Governance tools include, for example, not only traditional regulations, but environmental assessments, information disclosure, market mechanisms, economic incentives, and public policies and programs that promote voluntary stewardship.

ELI’s Environmental Governance Programs operate at the international, federal, state and local levels. Key objectives are to:

  • Develop and foster innovative government and business approaches to environmental protection.
  • Safeguard and strengthen the safety net of federal environmental law.
  • Introduce policymakers and practitioners to innovative ideas from academia.
  • Educate judges about the development, implementation and enforcement of environmental laws.
  • Develop effective environmental, health, and safety governance structures for new technologies.


What’s New and Upcoming....

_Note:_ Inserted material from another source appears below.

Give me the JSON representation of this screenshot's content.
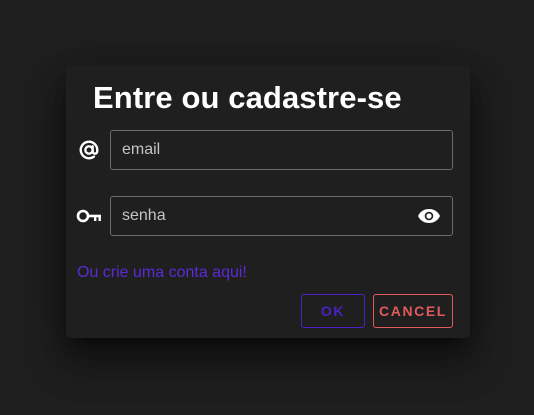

Environmental Law and Policy Annual Review (ELPAR) Conferences
Each year, Vanderbilt University Law School students work with an expert advisory committee and senior staff from ELI to identify the year's best academic articles that present legal and policy solutions to pressing environmental problems. These articles are published as a special edition of the Environmental Law Reporter, and are presented at a conference in Washington, DC, with discussion between authors and commenters from private practice, government, and advocacy groups. The 2017 DC conference will be held at ELI on March 31 from 10:00 AM to 2:30 PM, and will feature articles covering the following topics:

  • Comparing Companies' Comments on Regulations with their Securities Disclosures
  • Climate Exactions
  • The President's Budget as a Source of Agency Policy Control

ELPAR will also hold a symposium at Vanderbilt University Law School in Nashville on March 13, 2017, from 12:00 PM to 1:15 PM, where the topic of discussion will be article arguing for statutory recognition of options to purchase conservation easements.


The Cutting Edge of Corporate Sustainability Disclosure: Scope, Metrics, Standards, and Ratings
We will examine key environmental disclosure challenges and opportunities that corporations and their counsel face today. For more information, click here for more details.


Column: Are State Climate Efforts on Wane?

In the May/June 2014 issue of The Environmental Forum, a column by ELI Senior Attorney Linda Breggin discusses a recent survey that raises questions about how the public views the role of states in addressing climate change. 

Blog Post: Farm Policy and Environmental Protection

In a recent Harvard Environmental Law Review blog post, Farm Policy and Environmental Protection: It’s Time to Raise the Bar, ELI Senior Attorneys Linda Breggin and Bruce Myers point out that the Farm Bill took an important step toward enhanced environmental protection by linking conservation compliance to crop insurance, but that  much more can reasonably be expected of large-scale commodity crop operations as a condition of federal support, particularly with respect to nutrient pollution.

Enforcement Standard Operating Procedures (SOPs) for the District of Columbia Department of the Environment (DDOE)

ELI recently worked with DDOE to develop new and update and revise existing enforcement SOPs. Each SOP contains a step-by-step process for performing a specific task, which can help ensure that staff systemically follow agency procedures. Most state agency programs have written procedures, but up-to-date and well-thought-out SOPs provide a road map for staff from beginning to end and can improve efficiency and effectiveness. SOPs can help to: 

  • Strengthen and support the legal defensibility of enforcement cases by, for example, providing specific instructions on how to properly enter a facility, show credentials, conduct interviews, and collect evidence; 
  • Improve the professionalism of agency employees and the agency's image in the community by providing detailed procedures to follow in dealing with the public and regulated entities; 
  • Educate new employees about the proper procedures for performing their jobs and re-train current employees; and
  • Demonstrate to U.S. EPA that the agency is performing delegated duties effectively and consistently.